Task item:
Report the count of lines containing the word "Credit" in these records, with no other text.

START Dataset

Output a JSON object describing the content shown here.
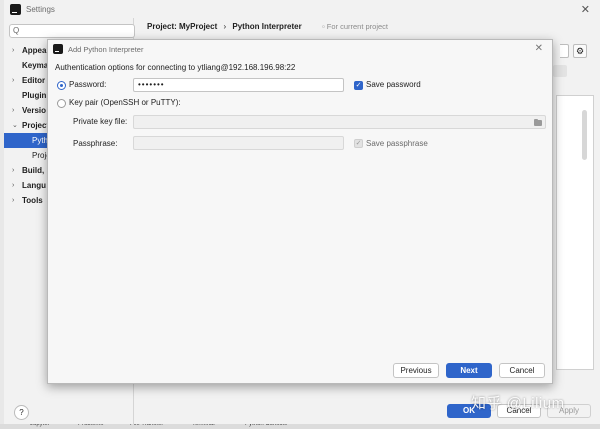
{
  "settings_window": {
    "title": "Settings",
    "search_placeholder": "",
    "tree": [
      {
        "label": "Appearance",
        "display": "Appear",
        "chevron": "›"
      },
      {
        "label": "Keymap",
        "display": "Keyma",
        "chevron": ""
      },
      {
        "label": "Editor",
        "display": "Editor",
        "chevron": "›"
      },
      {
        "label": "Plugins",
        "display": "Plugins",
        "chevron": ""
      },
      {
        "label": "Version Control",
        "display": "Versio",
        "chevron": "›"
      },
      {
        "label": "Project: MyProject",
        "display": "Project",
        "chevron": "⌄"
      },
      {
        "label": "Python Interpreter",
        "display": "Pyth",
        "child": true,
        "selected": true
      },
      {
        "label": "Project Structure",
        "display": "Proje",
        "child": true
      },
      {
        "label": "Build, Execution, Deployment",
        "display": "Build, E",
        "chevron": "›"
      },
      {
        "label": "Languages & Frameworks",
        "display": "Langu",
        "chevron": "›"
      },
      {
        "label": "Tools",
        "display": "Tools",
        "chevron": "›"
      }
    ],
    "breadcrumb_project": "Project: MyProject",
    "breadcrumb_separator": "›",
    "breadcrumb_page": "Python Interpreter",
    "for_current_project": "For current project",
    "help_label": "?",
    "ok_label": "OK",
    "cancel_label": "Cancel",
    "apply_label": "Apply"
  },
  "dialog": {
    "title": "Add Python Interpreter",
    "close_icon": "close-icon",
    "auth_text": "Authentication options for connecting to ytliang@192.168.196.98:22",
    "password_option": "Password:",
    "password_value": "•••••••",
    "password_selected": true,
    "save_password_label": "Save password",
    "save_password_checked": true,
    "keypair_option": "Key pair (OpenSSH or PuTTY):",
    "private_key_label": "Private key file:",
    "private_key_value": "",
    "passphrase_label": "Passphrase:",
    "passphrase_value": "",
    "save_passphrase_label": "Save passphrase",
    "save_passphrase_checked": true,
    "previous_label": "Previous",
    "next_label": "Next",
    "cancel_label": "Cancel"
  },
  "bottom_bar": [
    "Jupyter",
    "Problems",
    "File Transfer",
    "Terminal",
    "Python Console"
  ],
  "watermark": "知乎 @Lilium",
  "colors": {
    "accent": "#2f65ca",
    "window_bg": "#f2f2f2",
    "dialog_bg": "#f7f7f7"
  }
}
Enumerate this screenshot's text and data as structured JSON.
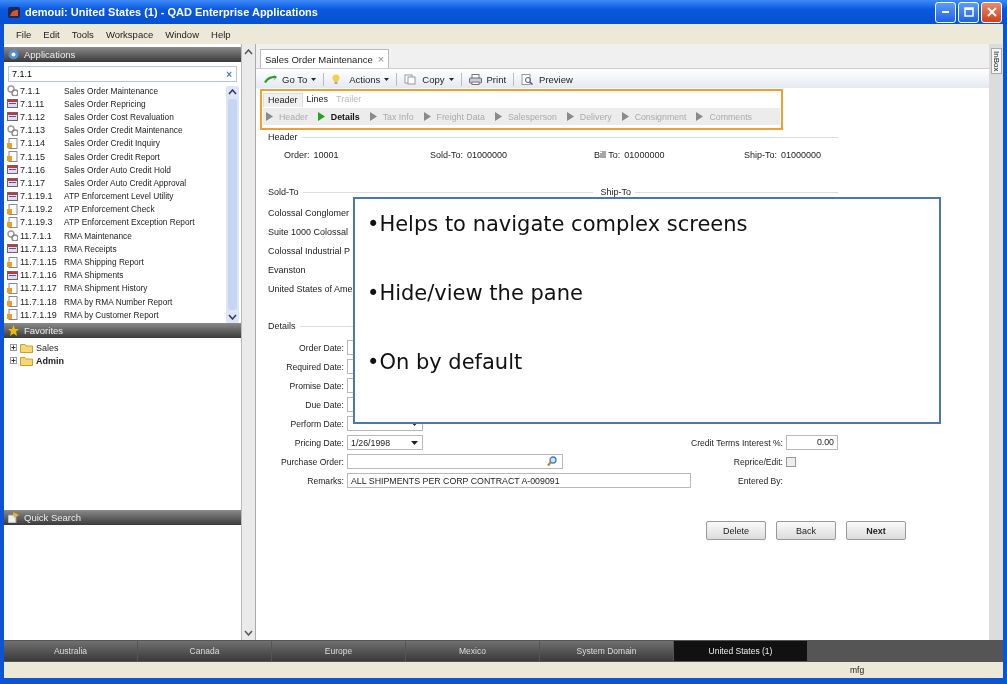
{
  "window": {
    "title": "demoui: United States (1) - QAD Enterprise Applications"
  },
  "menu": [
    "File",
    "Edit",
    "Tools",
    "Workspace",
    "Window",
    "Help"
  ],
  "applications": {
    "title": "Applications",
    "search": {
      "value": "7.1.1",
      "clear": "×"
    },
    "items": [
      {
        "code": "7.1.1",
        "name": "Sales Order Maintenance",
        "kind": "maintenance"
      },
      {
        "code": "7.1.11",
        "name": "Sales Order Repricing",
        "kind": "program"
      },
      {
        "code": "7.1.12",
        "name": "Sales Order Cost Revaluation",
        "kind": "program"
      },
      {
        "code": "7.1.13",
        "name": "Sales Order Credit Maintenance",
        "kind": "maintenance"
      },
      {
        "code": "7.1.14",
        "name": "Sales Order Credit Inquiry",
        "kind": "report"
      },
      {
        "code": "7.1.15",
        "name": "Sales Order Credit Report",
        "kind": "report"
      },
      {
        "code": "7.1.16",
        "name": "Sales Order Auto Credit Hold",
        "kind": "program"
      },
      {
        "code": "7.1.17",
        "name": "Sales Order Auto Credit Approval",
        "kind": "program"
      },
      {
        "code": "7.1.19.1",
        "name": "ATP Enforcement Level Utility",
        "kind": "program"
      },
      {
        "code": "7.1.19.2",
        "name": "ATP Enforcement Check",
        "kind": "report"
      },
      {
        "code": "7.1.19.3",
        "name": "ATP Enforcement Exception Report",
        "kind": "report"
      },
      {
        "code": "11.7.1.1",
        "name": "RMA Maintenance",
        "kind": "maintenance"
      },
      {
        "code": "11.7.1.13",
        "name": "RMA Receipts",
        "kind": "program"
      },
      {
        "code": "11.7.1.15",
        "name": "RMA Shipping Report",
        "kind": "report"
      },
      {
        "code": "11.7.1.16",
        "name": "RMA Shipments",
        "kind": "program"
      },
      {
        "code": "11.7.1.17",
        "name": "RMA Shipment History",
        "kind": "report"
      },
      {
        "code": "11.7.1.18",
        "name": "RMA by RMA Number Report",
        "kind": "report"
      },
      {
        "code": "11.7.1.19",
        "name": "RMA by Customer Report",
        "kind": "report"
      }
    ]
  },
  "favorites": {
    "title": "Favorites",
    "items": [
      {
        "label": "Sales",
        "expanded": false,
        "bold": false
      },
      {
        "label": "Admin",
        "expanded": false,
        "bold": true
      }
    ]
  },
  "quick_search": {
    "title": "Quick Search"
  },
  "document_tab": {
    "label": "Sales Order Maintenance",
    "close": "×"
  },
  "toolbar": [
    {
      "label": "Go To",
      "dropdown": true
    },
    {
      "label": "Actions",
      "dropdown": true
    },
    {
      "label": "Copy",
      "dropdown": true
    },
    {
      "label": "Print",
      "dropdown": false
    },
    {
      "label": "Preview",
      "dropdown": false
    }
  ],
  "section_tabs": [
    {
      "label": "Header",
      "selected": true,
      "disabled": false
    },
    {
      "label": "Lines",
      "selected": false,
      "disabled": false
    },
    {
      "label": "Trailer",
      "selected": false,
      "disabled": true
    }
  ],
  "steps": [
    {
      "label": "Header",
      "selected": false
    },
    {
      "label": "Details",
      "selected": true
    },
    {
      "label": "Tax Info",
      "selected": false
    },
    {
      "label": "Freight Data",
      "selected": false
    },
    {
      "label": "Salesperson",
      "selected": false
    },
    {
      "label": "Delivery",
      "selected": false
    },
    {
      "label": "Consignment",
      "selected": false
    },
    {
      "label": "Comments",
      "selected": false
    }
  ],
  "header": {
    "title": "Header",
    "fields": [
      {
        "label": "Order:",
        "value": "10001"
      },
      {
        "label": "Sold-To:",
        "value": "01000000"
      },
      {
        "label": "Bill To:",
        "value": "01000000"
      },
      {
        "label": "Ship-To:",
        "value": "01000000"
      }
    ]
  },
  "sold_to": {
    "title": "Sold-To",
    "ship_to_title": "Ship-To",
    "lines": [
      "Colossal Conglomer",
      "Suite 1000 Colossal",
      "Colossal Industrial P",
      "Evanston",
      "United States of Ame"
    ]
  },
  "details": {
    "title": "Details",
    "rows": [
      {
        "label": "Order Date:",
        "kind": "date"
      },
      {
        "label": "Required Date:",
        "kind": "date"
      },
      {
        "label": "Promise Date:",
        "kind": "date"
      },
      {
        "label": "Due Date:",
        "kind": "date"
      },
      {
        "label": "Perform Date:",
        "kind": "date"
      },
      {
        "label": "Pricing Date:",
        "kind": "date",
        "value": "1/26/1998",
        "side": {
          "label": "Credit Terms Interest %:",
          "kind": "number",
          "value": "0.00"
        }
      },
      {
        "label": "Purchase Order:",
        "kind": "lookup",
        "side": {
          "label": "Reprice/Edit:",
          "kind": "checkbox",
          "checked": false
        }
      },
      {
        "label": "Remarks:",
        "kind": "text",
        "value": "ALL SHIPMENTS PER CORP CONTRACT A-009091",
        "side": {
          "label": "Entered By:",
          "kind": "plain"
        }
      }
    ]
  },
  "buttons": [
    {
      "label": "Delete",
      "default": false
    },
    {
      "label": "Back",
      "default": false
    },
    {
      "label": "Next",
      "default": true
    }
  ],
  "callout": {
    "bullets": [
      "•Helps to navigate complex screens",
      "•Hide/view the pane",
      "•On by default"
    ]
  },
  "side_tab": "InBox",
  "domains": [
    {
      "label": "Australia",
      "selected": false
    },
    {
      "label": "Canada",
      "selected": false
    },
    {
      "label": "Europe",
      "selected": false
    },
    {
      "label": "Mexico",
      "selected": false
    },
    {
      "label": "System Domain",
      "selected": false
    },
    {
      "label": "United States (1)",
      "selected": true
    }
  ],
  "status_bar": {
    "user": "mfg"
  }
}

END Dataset

Answer box:
6